Fans of the Seattle Seahawks are saddened by the release Friday of three time All Pro cornerback Richard Sherman from the team. Many fans were quick to not only suggest the team retire his number, but to declare him a Hall of Famer, and a first ballot Hall of Famer at that.
But how does he stack up against the other cornerbacks that are in the Hall of Fame?
The first thing to consider is that it is far more difficult for defensive players to make the Hall of Fame than it is for offensive players. Of the 225 players from the modern era to have been enshrined in Canton, only 90 (40%) of those players come from the defensive side of the ball. That alone means it is an uphill battle for defensive players. But that’s not all the bad news for defensive backs.
Of the 90 modern era defensive players that are in Canton, there are 24 defensive backs, which is less than 27%. In contrast defensive backs typically represent over 36% of the defensive players on the field on any given play, meaning they appear to be underrepresented even relative just to other defensive players. In short, of all position groups outside of kicking specialists, it appears as though defensive backs are the least likely to be elected to the Hall of Fame.
Moving specifically to the cornerbacks in the Hall of Fame, here’s a list of many of members of the Hall of Fame who played cornerback in the NFL, along with many of their career metrics. It’s not hard to see that Sherman comes up far short of these players, and many of these are considered the greatest to ever play the position.
It doesn’t take long to realize Sherman doesn’t measure up to these players in terms of what was accomplished during their careers, coming up well short of the others for the most part.
Thus, if Sherman retired right now I have zero problem asserting that he is likely not even really considered for the Hall of Fame. There are multiple other cornerbacks who I would consider more deserving of the Hall of Fame than Sherman, including names such as Ty Law and Troy Vincent.

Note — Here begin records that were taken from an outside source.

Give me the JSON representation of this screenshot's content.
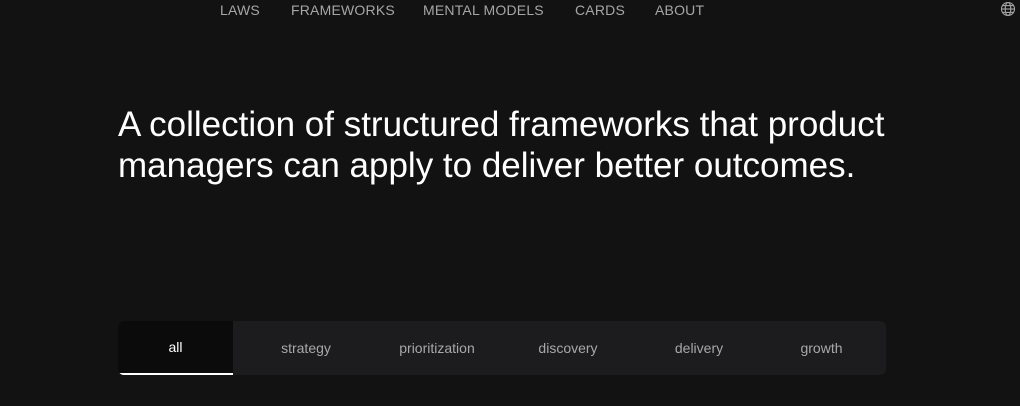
{
  "nav": {
    "items": [
      {
        "label": "LAWS"
      },
      {
        "label": "FRAMEWORKS"
      },
      {
        "label": "MENTAL MODELS"
      },
      {
        "label": "CARDS"
      },
      {
        "label": "ABOUT"
      }
    ],
    "language_icon": "globe-icon"
  },
  "hero": {
    "text": "A collection of structured frameworks that product managers can apply to deliver better outcomes."
  },
  "tabs": {
    "active": "all",
    "items": [
      {
        "label": "all"
      },
      {
        "label": "strategy"
      },
      {
        "label": "prioritization"
      },
      {
        "label": "discovery"
      },
      {
        "label": "delivery"
      },
      {
        "label": "growth"
      }
    ]
  },
  "colors": {
    "background": "#121212",
    "nav_text": "#a6a6a6",
    "tab_bar": "#1c1c1e",
    "tab_active": "#0b0b0b",
    "text": "#ffffff"
  }
}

This is not to say that Sherman absolutely will not make it into the Hall. If he continues to play for several more seasons and continues to pad his stats totals, it would obviously bolster his Hall of Fame credentials. Taking a look at the defensive backs that are in Canton, there is not a single one of them that played in the NFL for less than a decade, so Sherman likely needs at least three more seasons in the league to begin to have a legitimate argument for inclusion.
So, as much as the Seahawks will miss Sherman, and as much as fans will dream of the day he is enshrined in the Hall, at this point Sherman’s career is not Hall of Fame worthy.